:: Data shown

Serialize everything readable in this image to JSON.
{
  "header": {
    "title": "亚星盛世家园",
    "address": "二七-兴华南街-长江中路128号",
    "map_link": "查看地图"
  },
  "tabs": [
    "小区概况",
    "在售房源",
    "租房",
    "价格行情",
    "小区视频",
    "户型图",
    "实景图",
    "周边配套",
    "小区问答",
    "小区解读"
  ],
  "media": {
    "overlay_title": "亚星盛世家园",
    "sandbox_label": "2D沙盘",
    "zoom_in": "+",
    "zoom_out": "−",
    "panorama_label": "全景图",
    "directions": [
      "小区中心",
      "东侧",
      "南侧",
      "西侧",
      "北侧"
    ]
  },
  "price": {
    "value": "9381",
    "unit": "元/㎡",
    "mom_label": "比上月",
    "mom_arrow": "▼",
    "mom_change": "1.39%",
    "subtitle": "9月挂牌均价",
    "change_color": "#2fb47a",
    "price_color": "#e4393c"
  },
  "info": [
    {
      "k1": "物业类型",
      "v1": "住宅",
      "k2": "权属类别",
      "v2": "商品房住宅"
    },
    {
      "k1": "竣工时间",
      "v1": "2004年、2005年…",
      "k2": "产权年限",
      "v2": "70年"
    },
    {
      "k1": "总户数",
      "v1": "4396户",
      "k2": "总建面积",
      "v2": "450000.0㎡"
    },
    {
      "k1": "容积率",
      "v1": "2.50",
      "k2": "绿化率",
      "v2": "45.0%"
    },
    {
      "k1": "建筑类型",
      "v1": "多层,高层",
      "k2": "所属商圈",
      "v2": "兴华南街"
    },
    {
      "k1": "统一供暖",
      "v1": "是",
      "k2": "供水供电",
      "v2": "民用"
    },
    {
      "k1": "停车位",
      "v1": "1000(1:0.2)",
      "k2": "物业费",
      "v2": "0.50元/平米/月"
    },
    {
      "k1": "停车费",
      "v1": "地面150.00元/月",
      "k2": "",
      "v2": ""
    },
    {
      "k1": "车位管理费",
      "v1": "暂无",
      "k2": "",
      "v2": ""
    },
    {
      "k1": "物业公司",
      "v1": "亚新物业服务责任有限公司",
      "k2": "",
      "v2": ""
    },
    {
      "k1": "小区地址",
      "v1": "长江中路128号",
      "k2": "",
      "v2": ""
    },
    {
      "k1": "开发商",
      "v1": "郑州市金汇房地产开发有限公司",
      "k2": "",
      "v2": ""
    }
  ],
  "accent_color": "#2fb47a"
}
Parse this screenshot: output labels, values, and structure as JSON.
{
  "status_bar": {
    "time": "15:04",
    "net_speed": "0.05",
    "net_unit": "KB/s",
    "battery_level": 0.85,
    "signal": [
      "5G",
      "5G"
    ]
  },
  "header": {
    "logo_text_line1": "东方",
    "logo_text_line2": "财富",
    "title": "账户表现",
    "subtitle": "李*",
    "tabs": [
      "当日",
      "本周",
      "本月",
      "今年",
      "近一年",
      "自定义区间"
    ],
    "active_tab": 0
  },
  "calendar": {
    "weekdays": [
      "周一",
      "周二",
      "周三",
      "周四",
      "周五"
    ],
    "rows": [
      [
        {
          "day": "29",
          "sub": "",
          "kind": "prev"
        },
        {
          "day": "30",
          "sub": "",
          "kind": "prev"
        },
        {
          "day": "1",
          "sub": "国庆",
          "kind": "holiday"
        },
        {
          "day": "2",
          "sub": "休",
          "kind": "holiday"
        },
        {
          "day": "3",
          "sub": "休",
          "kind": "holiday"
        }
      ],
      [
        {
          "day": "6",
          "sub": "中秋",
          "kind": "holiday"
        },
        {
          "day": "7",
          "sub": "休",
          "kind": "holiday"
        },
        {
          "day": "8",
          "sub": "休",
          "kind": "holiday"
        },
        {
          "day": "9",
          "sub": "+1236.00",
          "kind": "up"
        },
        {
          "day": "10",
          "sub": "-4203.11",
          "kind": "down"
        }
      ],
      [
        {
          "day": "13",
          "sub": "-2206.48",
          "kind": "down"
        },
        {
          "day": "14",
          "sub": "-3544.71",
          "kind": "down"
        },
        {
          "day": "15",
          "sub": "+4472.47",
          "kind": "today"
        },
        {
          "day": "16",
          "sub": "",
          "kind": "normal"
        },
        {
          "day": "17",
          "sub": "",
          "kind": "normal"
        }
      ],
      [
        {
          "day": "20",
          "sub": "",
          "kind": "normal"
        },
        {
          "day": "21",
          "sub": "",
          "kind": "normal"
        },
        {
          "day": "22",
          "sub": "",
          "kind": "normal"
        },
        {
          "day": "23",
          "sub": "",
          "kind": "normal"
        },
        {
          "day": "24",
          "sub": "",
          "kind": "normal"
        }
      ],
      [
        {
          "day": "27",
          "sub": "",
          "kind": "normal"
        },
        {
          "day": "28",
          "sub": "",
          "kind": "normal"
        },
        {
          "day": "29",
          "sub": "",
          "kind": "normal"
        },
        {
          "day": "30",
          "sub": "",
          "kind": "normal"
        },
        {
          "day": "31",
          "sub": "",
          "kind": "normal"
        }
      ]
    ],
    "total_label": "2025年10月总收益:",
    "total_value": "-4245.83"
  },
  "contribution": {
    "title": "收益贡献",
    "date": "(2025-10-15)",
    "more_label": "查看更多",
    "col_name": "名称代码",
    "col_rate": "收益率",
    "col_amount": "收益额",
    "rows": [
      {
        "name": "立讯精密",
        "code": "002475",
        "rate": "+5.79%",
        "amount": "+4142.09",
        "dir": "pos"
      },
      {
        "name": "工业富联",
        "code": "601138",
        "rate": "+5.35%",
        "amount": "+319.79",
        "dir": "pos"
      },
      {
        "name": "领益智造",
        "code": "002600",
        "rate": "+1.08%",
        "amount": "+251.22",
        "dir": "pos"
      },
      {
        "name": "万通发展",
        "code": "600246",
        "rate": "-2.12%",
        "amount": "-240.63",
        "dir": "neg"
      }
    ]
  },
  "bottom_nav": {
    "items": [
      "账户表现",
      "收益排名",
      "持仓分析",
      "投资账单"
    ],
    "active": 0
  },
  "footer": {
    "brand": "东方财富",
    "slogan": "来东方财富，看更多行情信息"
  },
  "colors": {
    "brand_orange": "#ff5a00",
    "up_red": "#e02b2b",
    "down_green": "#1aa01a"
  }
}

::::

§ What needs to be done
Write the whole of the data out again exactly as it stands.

§ Exercise response
Serialize everything readable in this image to JSON.
{
  "header": {
    "title": "亚星盛世家园",
    "address": "二七-兴华南街-长江中路128号",
    "map_link": "查看地图"
  },
  "tabs": [
    "小区概况",
    "在售房源",
    "租房",
    "价格行情",
    "小区视频",
    "户型图",
    "实景图",
    "周边配套",
    "小区问答",
    "小区解读"
  ],
  "media": {
    "overlay_title": "亚星盛世家园",
    "sandbox_label": "2D沙盘",
    "zoom_in": "+",
    "zoom_out": "−",
    "panorama_label": "全景图",
    "directions": [
      "小区中心",
      "东侧",
      "南侧",
      "西侧",
      "北侧"
    ]
  },
  "price": {
    "value": "9381",
    "unit": "元/㎡",
    "mom_label": "比上月",
    "mom_arrow": "▼",
    "mom_change": "1.39%",
    "subtitle": "9月挂牌均价",
    "change_color": "#2fb47a",
    "price_color": "#e4393c"
  },
  "info": [
    {
      "k1": "物业类型",
      "v1": "住宅",
      "k2": "权属类别",
      "v2": "商品房住宅"
    },
    {
      "k1": "竣工时间",
      "v1": "2004年、2005年…",
      "k2": "产权年限",
      "v2": "70年"
    },
    {
      "k1": "总户数",
      "v1": "4396户",
      "k2": "总建面积",
      "v2": "450000.0㎡"
    },
    {
      "k1": "容积率",
      "v1": "2.50",
      "k2": "绿化率",
      "v2": "45.0%"
    },
    {
      "k1": "建筑类型",
      "v1": "多层,高层",
      "k2": "所属商圈",
      "v2": "兴华南街"
    },
    {
      "k1": "统一供暖",
      "v1": "是",
      "k2": "供水供电",
      "v2": "民用"
    },
    {
      "k1": "停车位",
      "v1": "1000(1:0.2)",
      "k2": "物业费",
      "v2": "0.50元/平米/月"
    },
    {
      "k1": "停车费",
      "v1": "地面150.00元/月",
      "k2": "",
      "v2": ""
    },
    {
      "k1": "车位管理费",
      "v1": "暂无",
      "k2": "",
      "v2": ""
    },
    {
      "k1": "物业公司",
      "v1": "亚新物业服务责任有限公司",
      "k2": "",
      "v2": ""
    },
    {
      "k1": "小区地址",
      "v1": "长江中路128号",
      "k2": "",
      "v2": ""
    },
    {
      "k1": "开发商",
      "v1": "郑州市金汇房地产开发有限公司",
      "k2": "",
      "v2": ""
    }
  ],
  "accent_color": "#2fb47a"
}
Parse this screenshot: output labels, values, and structure as JSON.
{
  "status_bar": {
    "time": "15:04",
    "net_speed": "0.05",
    "net_unit": "KB/s",
    "battery_level": 0.85,
    "signal": [
      "5G",
      "5G"
    ]
  },
  "header": {
    "logo_text_line1": "东方",
    "logo_text_line2": "财富",
    "title": "账户表现",
    "subtitle": "李*",
    "tabs": [
      "当日",
      "本周",
      "本月",
      "今年",
      "近一年",
      "自定义区间"
    ],
    "active_tab": 0
  },
  "calendar": {
    "weekdays": [
      "周一",
      "周二",
      "周三",
      "周四",
      "周五"
    ],
    "rows": [
      [
        {
          "day": "29",
          "sub": "",
          "kind": "prev"
        },
        {
          "day": "30",
          "sub": "",
          "kind": "prev"
        },
        {
          "day": "1",
          "sub": "国庆",
          "kind": "holiday"
        },
        {
          "day": "2",
          "sub": "休",
          "kind": "holiday"
        },
        {
          "day": "3",
          "sub": "休",
          "kind": "holiday"
        }
      ],
      [
        {
          "day": "6",
          "sub": "中秋",
          "kind": "holiday"
        },
        {
          "day": "7",
          "sub": "休",
          "kind": "holiday"
        },
        {
          "day": "8",
          "sub": "休",
          "kind": "holiday"
        },
        {
          "day": "9",
          "sub": "+1236.00",
          "kind": "up"
        },
        {
          "day": "10",
          "sub": "-4203.11",
          "kind": "down"
        }
      ],
      [
        {
          "day": "13",
          "sub": "-2206.48",
          "kind": "down"
        },
        {
          "day": "14",
          "sub": "-3544.71",
          "kind": "down"
        },
        {
          "day": "15",
          "sub": "+4472.47",
          "kind": "today"
        },
        {
          "day": "16",
          "sub": "",
          "kind": "normal"
        },
        {
          "day": "17",
          "sub": "",
          "kind": "normal"
        }
      ],
      [
        {
          "day": "20",
          "sub": "",
          "kind": "normal"
        },
        {
          "day": "21",
          "sub": "",
          "kind": "normal"
        },
        {
          "day": "22",
          "sub": "",
          "kind": "normal"
        },
        {
          "day": "23",
          "sub": "",
          "kind": "normal"
        },
        {
          "day": "24",
          "sub": "",
          "kind": "normal"
        }
      ],
      [
        {
          "day": "27",
          "sub": "",
          "kind": "normal"
        },
        {
          "day": "28",
          "sub": "",
          "kind": "normal"
        },
        {
          "day": "29",
          "sub": "",
          "kind": "normal"
        },
        {
          "day": "30",
          "sub": "",
          "kind": "normal"
        },
        {
          "day": "31",
          "sub": "",
          "kind": "normal"
        }
      ]
    ],
    "total_label": "2025年10月总收益:",
    "total_value": "-4245.83"
  },
  "contribution": {
    "title": "收益贡献",
    "date": "(2025-10-15)",
    "more_label": "查看更多",
    "col_name": "名称代码",
    "col_rate": "收益率",
    "col_amount": "收益额",
    "rows": [
      {
        "name": "立讯精密",
        "code": "002475",
        "rate": "+5.79%",
        "amount": "+4142.09",
        "dir": "pos"
      },
      {
        "name": "工业富联",
        "code": "601138",
        "rate": "+5.35%",
        "amount": "+319.79",
        "dir": "pos"
      },
      {
        "name": "领益智造",
        "code": "002600",
        "rate": "+1.08%",
        "amount": "+251.22",
        "dir": "pos"
      },
      {
        "name": "万通发展",
        "code": "600246",
        "rate": "-2.12%",
        "amount": "-240.63",
        "dir": "neg"
      }
    ]
  },
  "bottom_nav": {
    "items": [
      "账户表现",
      "收益排名",
      "持仓分析",
      "投资账单"
    ],
    "active": 0
  },
  "footer": {
    "brand": "东方财富",
    "slogan": "来东方财富，看更多行情信息"
  },
  "colors": {
    "brand_orange": "#ff5a00",
    "up_red": "#e02b2b",
    "down_green": "#1aa01a"
  }
}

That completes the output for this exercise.